  • a loss of 87% of our climate control programme which included subsidies for onshore wind and solar energy, energy efficiency programmes and community renewable schemes designed to make all new homes zero-carbon, the ‘green deal’ home efficiency scheme,
  • a cut of 65% in subsidies to householders who install rooftop solar panels,
  • the scrapping of a 10 year effort worth £1bn to make the UK a leader in carbon capture and storage and removal of tax exemptions for low-emission cars.

Plans have been introduced to privatise the green investment bank, which will destroy a crucial 10-year effort to reach the 2020 target for renewables.

These draconian cuts have led to a predicted 18,700 of job losses in the solar industry and have been much criticised by environmental groups such as
Greenpeace and Friends of the Earth. The Government has justified its cuts stating that their hand was forced due to a £1.5bn overspend on subsidies. Environmental groups have criticised the action, describing it as ‘odd given that progress was being made to achieving zero subsidy’ and claiming that subsidies have actually driven down costs.

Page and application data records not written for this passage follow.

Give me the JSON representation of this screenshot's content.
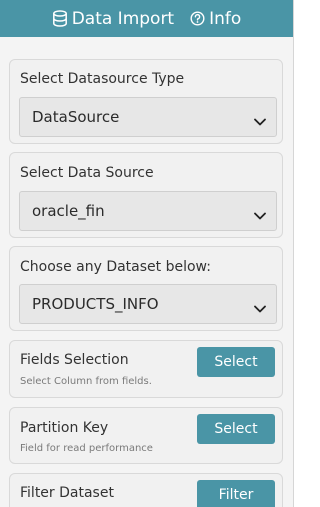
{
  "header": {
    "data_import_label": "Data Import",
    "info_label": "Info",
    "accent_color": "#4a95a6"
  },
  "datasource_type": {
    "label": "Select Datasource Type",
    "selected": "DataSource"
  },
  "data_source": {
    "label": "Select Data Source",
    "selected": "oracle_fin"
  },
  "dataset": {
    "label": "Choose any Dataset below:",
    "selected": "PRODUCTS_INFO"
  },
  "fields_selection": {
    "title": "Fields Selection",
    "subtitle": "Select Column from fields.",
    "button_label": "Select"
  },
  "partition_key": {
    "title": "Partition Key",
    "subtitle": "Field for read performance",
    "button_label": "Select"
  },
  "filter_dataset": {
    "title": "Filter Dataset",
    "button_label": "Filter"
  },
  "icons": {
    "data_import": "database-icon",
    "info": "help-circle-icon",
    "dropdown": "chevron-down-icon"
  }
}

According to the Solar Trades Association: ‘Closing the renewables obligation for solar is not in the interest of billpayers when solar is soon to become the
cheapest low-carbon energy source”. And it has subsequently been revealed that the planned cuts would only net between £40m and £100m by 2020,
considerably less than the costs of underwriting nuclear power projects and the £26bn given to the fossil fuel industry as highlighted by the IMF.
The Government has also backtracked on its pledge to ban fracking in national parks and sites of special scientific interest and has introduced measures to
positively encourage fracking. At the same time, in response to lobbying from the motor industry, the UK is pushing for a weakening of initiatives
recommended by the European Parliament’s environment committee designed to raise vehicle emisssion standards and air pollution limits – despite research
that shows that more than 50,000 people a year are dying prematurely as a result of air pollution in the UK.

EU figures released in November 2015 show that only Malta, Luxemburg and the Netherlands use less renewable energy than the UK as a proportion of total
consumption – only 51% of the energy consumed in the UK is from renewable sources uses. All in all this is a pretty shameful record – so much for the ‘greenest
government ever’! Actions really do speak louder than words.

Advertisements